Oireachtas committee to query resignation of language commissioner

Seán Ó Cuirreáin resigned position in protest at failure by Government to provide services for Irish speakers

Seán Ó Cuirreáin resigned his position amid claims  that the Irish language is being marginalised by the system of public administration. Photograph: Alan Betson/The Irish Times

Seán Ó Cuirreáin resigned his position amid claims that the Irish language is being marginalised by the system of public administration. Photograph: Alan Betson/The Irish Times

Thu, Jan 23, 2014, 09:02

An Commisineir Teanga Seán Ó Cuirreáin is due before an Oireachtas committee this afternoon where he will face questions surrounding his decision to resign from the language ombudsman’s role last month.

Mr Ó Cuirreáin, who resigned in protest over the failure by Government to implement legislation protecting the rights of Irish speakers, will come before the sub-committee on the 20-Year-Strategy for the Irish Language at 12.15pm.

Announcing his resignation in December, Mr Ó Cuirreáin told the Joint Committee on Public Service Oversight and Petitions that the Irish language is being marginalised by the system of public administration.

He said he was tendering his resignation following repeated failures by Government to implement measures that would improve access to State services for Irish speakers.

Mr Ó Cuirreáin will leave the post in February.

Language activists and politicians warned at the time that Mr Ó Cuirreáin’s resignation signalled an emerging crisis in the Irish-speaking and Gaeltacht community.

A public meeting held in Dublin earlier this month heard of plans to stage a nationwide campaign to address the Government’s failure to provide ongoing support for Irish and a major demonstration is planned for the capital on February 15th.

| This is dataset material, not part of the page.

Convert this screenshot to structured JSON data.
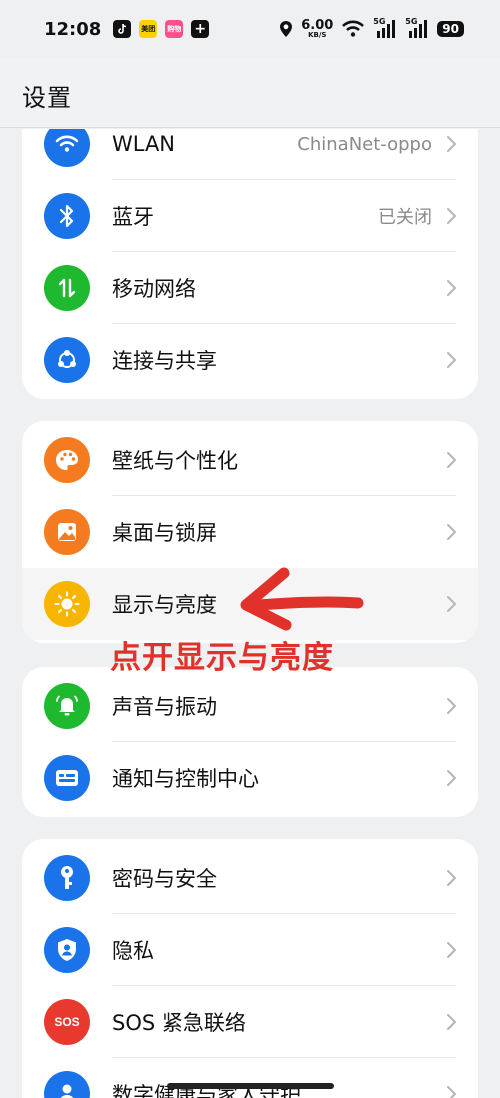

The 20-year plan, published in December 2010, aims to increase the number of people who use Irish daily outside the education system to 250,000 by 2030. It also aims to increase the number of daily speakers in Gaeltacht areas by 25 per cent.